(Data records for software interfaces)
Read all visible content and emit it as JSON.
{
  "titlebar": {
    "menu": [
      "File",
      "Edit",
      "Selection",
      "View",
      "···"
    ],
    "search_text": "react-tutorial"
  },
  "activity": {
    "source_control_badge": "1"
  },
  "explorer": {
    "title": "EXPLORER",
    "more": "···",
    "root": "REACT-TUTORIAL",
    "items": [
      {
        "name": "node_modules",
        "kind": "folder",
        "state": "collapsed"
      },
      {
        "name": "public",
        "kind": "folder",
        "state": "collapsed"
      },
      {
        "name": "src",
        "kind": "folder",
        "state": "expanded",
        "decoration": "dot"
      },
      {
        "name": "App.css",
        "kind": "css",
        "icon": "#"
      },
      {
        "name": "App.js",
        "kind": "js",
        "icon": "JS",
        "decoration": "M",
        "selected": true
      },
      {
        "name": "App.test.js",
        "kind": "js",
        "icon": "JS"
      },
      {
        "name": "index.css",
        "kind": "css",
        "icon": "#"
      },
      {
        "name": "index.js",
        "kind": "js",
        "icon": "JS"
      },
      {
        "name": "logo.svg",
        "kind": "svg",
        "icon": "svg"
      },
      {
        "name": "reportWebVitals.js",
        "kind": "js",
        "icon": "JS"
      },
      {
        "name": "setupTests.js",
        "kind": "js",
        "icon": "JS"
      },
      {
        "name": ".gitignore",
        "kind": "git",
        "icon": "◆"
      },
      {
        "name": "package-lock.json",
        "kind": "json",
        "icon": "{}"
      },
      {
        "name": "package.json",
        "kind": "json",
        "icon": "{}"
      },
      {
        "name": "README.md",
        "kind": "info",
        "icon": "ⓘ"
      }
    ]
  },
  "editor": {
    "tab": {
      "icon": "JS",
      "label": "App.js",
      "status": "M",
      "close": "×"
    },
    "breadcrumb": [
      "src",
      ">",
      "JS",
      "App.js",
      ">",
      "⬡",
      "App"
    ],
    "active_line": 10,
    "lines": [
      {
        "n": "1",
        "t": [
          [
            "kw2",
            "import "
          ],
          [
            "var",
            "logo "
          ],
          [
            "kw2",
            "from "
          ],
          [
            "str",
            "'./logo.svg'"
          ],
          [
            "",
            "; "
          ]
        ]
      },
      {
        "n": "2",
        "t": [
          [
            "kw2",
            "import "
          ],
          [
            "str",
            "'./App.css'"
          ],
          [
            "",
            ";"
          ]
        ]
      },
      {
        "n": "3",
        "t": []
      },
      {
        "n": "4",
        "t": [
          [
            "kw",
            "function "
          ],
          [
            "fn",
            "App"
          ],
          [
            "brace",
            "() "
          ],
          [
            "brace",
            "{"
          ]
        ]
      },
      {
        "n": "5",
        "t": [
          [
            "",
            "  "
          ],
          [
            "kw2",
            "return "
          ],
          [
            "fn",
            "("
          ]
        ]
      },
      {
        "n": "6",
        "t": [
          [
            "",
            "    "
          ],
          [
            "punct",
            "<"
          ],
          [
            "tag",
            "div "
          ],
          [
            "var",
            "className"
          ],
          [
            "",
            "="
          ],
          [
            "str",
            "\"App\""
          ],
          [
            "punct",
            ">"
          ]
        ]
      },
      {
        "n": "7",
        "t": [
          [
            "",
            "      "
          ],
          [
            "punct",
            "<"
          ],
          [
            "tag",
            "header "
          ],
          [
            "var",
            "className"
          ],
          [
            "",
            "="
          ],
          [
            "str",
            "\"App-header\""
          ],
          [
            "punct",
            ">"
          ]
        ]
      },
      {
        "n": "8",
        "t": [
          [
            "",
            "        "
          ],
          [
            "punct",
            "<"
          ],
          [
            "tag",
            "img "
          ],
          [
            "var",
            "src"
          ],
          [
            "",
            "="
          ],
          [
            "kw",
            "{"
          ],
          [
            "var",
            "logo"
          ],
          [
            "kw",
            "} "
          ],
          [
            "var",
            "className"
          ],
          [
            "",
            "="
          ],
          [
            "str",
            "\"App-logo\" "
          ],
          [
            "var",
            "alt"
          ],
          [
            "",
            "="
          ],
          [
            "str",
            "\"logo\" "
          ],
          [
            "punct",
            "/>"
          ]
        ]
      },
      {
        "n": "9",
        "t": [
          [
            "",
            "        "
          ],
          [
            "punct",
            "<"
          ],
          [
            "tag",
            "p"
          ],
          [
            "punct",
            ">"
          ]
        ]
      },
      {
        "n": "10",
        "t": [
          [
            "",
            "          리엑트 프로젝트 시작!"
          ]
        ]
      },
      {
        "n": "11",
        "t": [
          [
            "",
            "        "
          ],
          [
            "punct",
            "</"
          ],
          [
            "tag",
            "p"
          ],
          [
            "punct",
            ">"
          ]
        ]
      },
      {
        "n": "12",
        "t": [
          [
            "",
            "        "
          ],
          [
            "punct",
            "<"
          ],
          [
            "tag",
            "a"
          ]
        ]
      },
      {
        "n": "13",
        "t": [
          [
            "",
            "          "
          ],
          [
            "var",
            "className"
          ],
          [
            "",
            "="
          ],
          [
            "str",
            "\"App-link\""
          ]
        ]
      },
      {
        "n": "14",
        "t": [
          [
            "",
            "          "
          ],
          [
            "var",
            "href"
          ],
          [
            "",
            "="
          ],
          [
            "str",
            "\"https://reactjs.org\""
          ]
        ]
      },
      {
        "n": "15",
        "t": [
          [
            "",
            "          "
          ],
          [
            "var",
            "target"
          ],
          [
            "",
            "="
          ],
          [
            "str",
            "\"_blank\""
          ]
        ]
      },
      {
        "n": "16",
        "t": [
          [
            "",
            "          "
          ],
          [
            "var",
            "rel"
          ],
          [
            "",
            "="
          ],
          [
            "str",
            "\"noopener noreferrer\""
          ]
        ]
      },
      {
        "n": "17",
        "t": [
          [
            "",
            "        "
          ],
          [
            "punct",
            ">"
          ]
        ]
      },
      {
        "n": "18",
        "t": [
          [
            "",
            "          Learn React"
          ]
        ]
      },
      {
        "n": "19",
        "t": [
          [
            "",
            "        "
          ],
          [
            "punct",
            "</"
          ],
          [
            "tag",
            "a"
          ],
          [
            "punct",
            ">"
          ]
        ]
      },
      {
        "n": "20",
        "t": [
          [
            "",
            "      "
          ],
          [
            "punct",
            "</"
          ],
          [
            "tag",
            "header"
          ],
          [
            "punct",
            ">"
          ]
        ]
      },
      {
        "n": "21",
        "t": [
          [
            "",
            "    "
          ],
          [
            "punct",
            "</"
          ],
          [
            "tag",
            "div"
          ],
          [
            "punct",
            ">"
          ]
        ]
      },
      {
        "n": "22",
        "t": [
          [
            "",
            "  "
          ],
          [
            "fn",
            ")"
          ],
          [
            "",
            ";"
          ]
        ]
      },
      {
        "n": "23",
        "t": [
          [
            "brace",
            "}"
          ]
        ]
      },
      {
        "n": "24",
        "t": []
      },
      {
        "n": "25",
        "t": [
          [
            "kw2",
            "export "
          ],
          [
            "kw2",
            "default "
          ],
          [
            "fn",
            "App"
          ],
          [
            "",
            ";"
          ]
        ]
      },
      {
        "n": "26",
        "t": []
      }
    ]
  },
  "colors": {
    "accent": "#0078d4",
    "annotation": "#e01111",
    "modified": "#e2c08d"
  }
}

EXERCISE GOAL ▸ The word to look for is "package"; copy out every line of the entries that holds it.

ANSWER AREA ▸
        "name": "package-lock.json",
        "name": "package.json",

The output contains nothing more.